→ **YOUR TASK**: Copy out all the records, word for word.

┌──

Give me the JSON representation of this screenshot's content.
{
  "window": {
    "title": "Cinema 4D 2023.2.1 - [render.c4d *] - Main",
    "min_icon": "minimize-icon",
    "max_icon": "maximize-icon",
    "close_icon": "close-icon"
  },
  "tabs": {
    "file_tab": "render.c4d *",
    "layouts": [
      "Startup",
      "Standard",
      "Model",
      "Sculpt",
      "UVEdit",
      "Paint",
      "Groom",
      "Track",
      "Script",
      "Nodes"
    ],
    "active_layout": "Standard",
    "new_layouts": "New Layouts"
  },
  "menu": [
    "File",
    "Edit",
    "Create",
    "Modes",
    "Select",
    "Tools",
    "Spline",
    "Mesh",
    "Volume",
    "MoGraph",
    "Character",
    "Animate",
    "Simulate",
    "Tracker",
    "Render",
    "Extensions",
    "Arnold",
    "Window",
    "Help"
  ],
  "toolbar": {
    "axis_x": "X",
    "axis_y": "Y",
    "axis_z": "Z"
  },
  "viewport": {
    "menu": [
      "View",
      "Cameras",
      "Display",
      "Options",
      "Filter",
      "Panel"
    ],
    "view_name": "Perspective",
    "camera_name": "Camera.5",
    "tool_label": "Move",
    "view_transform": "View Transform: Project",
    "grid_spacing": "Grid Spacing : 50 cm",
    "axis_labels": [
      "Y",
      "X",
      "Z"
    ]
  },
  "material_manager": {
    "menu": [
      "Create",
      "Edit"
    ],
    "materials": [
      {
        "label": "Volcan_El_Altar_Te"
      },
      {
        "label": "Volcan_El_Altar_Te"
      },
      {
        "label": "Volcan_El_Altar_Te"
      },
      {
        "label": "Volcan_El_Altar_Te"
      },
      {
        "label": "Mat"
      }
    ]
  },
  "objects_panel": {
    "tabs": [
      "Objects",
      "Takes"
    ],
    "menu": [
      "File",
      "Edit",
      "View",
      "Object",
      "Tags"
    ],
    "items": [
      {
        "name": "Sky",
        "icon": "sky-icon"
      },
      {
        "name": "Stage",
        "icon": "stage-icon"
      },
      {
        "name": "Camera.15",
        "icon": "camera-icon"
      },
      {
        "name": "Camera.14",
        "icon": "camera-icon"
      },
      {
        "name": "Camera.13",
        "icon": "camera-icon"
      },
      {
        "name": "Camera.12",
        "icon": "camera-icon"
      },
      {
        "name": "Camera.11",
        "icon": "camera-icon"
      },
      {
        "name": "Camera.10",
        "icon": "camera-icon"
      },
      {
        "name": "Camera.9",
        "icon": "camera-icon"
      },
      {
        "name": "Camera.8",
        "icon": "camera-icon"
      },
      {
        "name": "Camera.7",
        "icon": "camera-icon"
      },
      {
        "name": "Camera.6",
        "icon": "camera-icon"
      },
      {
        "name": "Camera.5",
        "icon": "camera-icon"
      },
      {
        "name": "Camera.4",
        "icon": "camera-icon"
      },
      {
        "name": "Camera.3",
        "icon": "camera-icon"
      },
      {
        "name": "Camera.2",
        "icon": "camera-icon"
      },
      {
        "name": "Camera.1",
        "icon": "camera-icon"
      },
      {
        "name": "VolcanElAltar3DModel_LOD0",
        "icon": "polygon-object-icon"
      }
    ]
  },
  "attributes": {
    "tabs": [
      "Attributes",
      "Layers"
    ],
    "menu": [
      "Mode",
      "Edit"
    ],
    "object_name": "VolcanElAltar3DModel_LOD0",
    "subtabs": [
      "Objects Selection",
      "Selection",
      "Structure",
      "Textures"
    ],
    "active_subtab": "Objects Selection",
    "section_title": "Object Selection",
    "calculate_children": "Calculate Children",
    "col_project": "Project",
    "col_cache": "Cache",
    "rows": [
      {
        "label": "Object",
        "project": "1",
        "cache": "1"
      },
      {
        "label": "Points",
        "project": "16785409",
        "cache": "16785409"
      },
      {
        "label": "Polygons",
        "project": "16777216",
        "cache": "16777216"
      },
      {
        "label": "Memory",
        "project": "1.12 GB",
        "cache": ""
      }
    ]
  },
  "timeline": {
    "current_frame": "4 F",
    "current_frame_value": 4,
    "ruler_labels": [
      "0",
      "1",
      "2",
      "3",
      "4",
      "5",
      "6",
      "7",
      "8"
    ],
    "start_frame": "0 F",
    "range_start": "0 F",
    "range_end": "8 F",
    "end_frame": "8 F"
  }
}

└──

→ **SOLUTION FOR THIS EXERCISE**:
Give me the JSON representation of this screenshot's content.
{
  "window": {
    "title": "Cinema 4D 2023.2.1 - [render.c4d *] - Main",
    "min_icon": "minimize-icon",
    "max_icon": "maximize-icon",
    "close_icon": "close-icon"
  },
  "tabs": {
    "file_tab": "render.c4d *",
    "layouts": [
      "Startup",
      "Standard",
      "Model",
      "Sculpt",
      "UVEdit",
      "Paint",
      "Groom",
      "Track",
      "Script",
      "Nodes"
    ],
    "active_layout": "Standard",
    "new_layouts": "New Layouts"
  },
  "menu": [
    "File",
    "Edit",
    "Create",
    "Modes",
    "Select",
    "Tools",
    "Spline",
    "Mesh",
    "Volume",
    "MoGraph",
    "Character",
    "Animate",
    "Simulate",
    "Tracker",
    "Render",
    "Extensions",
    "Arnold",
    "Window",
    "Help"
  ],
  "toolbar": {
    "axis_x": "X",
    "axis_y": "Y",
    "axis_z": "Z"
  },
  "viewport": {
    "menu": [
      "View",
      "Cameras",
      "Display",
      "Options",
      "Filter",
      "Panel"
    ],
    "view_name": "Perspective",
    "camera_name": "Camera.5",
    "tool_label": "Move",
    "view_transform": "View Transform: Project",
    "grid_spacing": "Grid Spacing : 50 cm",
    "axis_labels": [
      "Y",
      "X",
      "Z"
    ]
  },
  "material_manager": {
    "menu": [
      "Create",
      "Edit"
    ],
    "materials": [
      {
        "label": "Volcan_El_Altar_Te"
      },
      {
        "label": "Volcan_El_Altar_Te"
      },
      {
        "label": "Volcan_El_Altar_Te"
      },
      {
        "label": "Volcan_El_Altar_Te"
      },
      {
        "label": "Mat"
      }
    ]
  },
  "objects_panel": {
    "tabs": [
      "Objects",
      "Takes"
    ],
    "menu": [
      "File",
      "Edit",
      "View",
      "Object",
      "Tags"
    ],
    "items": [
      {
        "name": "Sky",
        "icon": "sky-icon"
      },
      {
        "name": "Stage",
        "icon": "stage-icon"
      },
      {
        "name": "Camera.15",
        "icon": "camera-icon"
      },
      {
        "name": "Camera.14",
        "icon": "camera-icon"
      },
      {
        "name": "Camera.13",
        "icon": "camera-icon"
      },
      {
        "name": "Camera.12",
        "icon": "camera-icon"
      },
      {
        "name": "Camera.11",
        "icon": "camera-icon"
      },
      {
        "name": "Camera.10",
        "icon": "camera-icon"
      },
      {
        "name": "Camera.9",
        "icon": "camera-icon"
      },
      {
        "name": "Camera.8",
        "icon": "camera-icon"
      },
      {
        "name": "Camera.7",
        "icon": "camera-icon"
      },
      {
        "name": "Camera.6",
        "icon": "camera-icon"
      },
      {
        "name": "Camera.5",
        "icon": "camera-icon"
      },
      {
        "name": "Camera.4",
        "icon": "camera-icon"
      },
      {
        "name": "Camera.3",
        "icon": "camera-icon"
      },
      {
        "name": "Camera.2",
        "icon": "camera-icon"
      },
      {
        "name": "Camera.1",
        "icon": "camera-icon"
      },
      {
        "name": "VolcanElAltar3DModel_LOD0",
        "icon": "polygon-object-icon"
      }
    ]
  },
  "attributes": {
    "tabs": [
      "Attributes",
      "Layers"
    ],
    "menu": [
      "Mode",
      "Edit"
    ],
    "object_name": "VolcanElAltar3DModel_LOD0",
    "subtabs": [
      "Objects Selection",
      "Selection",
      "Structure",
      "Textures"
    ],
    "active_subtab": "Objects Selection",
    "section_title": "Object Selection",
    "calculate_children": "Calculate Children",
    "col_project": "Project",
    "col_cache": "Cache",
    "rows": [
      {
        "label": "Object",
        "project": "1",
        "cache": "1"
      },
      {
        "label": "Points",
        "project": "16785409",
        "cache": "16785409"
      },
      {
        "label": "Polygons",
        "project": "16777216",
        "cache": "16777216"
      },
      {
        "label": "Memory",
        "project": "1.12 GB",
        "cache": ""
      }
    ]
  },
  "timeline": {
    "current_frame": "4 F",
    "current_frame_value": 4,
    "ruler_labels": [
      "0",
      "1",
      "2",
      "3",
      "4",
      "5",
      "6",
      "7",
      "8"
    ],
    "start_frame": "0 F",
    "range_start": "0 F",
    "range_end": "8 F",
    "end_frame": "8 F"
  }
}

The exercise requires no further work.